**Task brief**:
Read the lines of the data below and retrieve those with "title".

**Supplied material**:

# # # #

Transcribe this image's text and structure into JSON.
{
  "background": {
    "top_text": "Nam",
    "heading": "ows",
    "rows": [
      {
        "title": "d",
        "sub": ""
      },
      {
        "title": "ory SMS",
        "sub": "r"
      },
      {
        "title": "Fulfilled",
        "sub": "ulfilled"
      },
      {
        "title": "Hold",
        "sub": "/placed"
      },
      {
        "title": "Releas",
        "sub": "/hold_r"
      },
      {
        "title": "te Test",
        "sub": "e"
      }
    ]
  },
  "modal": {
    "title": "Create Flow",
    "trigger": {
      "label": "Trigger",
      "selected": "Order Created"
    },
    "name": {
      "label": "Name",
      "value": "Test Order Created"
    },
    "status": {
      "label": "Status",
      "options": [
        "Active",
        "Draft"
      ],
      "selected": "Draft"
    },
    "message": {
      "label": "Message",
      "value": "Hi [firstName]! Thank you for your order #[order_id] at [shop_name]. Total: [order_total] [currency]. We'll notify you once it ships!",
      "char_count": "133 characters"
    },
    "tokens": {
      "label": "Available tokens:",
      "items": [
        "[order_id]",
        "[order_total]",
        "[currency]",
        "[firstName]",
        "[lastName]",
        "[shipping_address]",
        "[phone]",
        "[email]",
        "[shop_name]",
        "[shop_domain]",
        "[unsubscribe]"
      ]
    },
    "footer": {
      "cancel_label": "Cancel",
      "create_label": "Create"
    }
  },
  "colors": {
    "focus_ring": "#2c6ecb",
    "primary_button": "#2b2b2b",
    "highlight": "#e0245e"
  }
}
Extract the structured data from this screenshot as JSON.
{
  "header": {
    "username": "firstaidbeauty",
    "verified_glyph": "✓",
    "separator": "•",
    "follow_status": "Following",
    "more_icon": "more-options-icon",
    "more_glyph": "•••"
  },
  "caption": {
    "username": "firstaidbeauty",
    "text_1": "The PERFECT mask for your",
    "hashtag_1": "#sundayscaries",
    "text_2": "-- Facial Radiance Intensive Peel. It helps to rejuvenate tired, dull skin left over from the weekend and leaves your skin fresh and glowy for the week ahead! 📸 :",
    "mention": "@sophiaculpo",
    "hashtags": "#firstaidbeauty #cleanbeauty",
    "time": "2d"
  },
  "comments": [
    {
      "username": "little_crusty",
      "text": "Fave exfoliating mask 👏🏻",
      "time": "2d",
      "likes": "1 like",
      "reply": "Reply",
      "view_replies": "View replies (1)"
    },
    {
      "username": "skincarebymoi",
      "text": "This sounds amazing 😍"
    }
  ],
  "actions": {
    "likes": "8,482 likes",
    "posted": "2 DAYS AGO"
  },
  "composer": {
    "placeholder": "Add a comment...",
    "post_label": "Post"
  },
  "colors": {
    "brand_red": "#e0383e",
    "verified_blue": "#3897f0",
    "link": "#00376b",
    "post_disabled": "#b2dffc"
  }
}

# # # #

**Completed exercise**:
        "title": "d",
        "title": "ory SMS",
        "title": "Fulfilled",
        "title": "Hold",
        "title": "Releas",
        "title": "te Test",
    "title": "Create Flow",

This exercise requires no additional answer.